Task directions:
Lines with the word "地上部分" in them are the ones to copy from the records.

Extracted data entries
========================================
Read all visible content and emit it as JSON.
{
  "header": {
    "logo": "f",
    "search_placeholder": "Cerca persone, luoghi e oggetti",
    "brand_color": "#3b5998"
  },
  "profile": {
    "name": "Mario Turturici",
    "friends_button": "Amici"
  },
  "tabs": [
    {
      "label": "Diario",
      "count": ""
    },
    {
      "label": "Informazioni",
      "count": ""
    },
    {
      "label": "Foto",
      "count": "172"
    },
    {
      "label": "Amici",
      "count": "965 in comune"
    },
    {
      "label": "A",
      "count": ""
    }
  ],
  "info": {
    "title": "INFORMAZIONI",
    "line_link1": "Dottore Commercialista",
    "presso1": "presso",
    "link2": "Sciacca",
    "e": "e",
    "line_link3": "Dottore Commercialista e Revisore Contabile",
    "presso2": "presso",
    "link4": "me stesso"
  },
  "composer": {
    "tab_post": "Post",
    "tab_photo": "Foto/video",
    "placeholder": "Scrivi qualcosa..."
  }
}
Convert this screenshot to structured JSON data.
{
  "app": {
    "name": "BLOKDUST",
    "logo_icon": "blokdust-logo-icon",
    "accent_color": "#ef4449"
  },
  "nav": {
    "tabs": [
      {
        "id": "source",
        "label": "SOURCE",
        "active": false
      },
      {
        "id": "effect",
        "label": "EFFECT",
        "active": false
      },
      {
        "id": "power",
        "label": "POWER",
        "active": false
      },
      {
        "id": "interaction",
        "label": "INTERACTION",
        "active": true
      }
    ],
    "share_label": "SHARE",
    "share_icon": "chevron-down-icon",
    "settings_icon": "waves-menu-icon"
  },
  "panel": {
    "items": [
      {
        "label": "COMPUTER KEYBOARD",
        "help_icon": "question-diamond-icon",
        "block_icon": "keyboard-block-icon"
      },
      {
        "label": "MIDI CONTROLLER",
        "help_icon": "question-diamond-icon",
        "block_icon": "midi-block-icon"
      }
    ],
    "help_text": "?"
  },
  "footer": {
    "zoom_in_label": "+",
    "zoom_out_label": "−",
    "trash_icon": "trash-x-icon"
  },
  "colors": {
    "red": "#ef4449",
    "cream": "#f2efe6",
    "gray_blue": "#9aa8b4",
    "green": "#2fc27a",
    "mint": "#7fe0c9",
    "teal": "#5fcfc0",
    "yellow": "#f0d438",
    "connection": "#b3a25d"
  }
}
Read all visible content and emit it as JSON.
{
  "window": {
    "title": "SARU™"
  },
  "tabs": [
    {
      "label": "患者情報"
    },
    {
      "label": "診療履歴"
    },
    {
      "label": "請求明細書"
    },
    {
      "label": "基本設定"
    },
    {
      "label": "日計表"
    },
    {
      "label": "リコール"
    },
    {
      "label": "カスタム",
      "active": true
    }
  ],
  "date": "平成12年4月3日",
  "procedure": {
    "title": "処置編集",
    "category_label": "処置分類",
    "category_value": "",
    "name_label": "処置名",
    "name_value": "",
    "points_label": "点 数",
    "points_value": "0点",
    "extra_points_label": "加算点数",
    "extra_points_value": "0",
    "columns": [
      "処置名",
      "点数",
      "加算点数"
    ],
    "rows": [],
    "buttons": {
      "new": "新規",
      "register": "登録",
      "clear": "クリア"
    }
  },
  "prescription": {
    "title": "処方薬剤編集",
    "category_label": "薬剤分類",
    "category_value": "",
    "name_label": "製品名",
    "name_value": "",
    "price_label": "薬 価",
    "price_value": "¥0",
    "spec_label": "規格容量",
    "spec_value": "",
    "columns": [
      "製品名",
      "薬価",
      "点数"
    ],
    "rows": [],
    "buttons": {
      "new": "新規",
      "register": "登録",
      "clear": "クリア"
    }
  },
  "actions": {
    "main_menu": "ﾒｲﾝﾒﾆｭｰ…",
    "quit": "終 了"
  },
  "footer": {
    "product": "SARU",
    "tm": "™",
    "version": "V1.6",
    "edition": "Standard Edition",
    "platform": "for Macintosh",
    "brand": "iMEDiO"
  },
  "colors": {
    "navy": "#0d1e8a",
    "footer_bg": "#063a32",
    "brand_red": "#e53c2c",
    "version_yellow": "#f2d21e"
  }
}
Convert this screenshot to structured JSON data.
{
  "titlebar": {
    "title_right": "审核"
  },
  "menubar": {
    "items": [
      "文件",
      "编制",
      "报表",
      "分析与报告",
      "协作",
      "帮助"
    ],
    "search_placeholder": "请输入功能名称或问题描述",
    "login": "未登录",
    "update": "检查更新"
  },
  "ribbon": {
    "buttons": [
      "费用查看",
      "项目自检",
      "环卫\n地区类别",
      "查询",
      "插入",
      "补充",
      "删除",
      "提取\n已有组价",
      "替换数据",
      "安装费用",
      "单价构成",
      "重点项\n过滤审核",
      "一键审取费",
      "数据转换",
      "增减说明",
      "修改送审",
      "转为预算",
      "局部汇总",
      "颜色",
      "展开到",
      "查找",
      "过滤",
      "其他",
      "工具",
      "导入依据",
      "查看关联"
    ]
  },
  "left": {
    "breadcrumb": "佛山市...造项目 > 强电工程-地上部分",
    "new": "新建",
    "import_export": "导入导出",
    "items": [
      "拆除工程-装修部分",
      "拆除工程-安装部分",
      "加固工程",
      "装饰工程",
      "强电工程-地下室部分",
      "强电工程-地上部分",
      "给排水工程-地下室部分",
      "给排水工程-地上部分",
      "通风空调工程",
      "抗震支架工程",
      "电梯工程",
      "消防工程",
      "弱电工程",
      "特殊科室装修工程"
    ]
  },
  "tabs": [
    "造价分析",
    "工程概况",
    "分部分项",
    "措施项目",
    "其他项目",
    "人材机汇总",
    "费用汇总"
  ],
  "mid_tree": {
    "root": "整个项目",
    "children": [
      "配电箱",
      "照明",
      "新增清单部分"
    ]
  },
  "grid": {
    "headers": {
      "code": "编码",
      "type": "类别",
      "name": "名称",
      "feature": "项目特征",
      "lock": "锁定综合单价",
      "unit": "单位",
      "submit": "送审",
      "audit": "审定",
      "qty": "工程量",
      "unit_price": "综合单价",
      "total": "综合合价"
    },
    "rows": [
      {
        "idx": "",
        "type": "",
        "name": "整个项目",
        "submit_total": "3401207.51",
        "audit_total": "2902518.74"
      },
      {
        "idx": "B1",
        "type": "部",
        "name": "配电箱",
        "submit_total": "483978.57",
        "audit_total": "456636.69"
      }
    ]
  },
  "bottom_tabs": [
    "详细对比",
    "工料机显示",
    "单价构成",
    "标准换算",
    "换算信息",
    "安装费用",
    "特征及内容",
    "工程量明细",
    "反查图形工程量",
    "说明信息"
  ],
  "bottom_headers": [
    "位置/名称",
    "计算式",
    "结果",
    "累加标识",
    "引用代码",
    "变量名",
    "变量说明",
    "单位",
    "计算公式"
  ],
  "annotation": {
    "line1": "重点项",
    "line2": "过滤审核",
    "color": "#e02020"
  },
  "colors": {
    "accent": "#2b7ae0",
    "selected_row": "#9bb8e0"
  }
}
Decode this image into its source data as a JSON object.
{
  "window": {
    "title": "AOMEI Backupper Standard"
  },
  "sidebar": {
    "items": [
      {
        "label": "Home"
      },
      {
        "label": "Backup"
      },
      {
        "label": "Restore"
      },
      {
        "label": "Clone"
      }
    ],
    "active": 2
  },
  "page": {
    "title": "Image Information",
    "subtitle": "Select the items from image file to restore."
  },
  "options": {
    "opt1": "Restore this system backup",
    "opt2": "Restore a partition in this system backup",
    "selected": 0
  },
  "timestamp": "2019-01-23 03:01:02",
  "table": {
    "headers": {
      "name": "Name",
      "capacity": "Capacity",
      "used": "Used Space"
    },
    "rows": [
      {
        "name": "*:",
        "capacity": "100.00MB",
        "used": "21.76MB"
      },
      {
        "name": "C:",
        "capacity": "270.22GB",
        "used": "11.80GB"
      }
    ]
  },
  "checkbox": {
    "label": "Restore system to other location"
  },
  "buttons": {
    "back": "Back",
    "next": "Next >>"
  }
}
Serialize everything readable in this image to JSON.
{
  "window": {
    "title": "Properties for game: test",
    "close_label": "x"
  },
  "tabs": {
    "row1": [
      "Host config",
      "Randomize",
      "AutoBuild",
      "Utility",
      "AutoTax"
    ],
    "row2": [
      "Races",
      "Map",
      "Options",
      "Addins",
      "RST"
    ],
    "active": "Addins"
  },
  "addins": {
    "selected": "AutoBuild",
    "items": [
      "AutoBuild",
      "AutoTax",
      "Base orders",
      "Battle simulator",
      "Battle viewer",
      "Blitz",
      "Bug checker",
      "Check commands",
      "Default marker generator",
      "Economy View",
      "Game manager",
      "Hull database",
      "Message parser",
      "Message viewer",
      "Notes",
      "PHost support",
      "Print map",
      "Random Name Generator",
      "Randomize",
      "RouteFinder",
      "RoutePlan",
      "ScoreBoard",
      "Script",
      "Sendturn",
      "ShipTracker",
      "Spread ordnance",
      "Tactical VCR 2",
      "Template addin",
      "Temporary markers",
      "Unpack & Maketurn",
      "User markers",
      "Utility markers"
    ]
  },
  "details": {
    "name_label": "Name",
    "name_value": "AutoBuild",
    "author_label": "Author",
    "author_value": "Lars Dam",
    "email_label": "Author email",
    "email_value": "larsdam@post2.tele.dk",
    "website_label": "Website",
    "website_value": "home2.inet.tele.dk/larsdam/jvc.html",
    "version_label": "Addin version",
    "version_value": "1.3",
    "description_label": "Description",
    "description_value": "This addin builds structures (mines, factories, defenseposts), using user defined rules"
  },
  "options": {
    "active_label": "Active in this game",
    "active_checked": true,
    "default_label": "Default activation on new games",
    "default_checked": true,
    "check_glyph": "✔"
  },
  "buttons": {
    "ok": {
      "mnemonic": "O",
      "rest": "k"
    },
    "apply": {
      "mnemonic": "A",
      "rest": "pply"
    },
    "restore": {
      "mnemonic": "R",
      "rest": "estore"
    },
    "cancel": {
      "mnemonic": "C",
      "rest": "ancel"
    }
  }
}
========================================
Problem solution:
    "breadcrumb": "佛山市...造项目 > 强电工程-地上部分",
      "强电工程-地上部分",
      "给排水工程-地上部分",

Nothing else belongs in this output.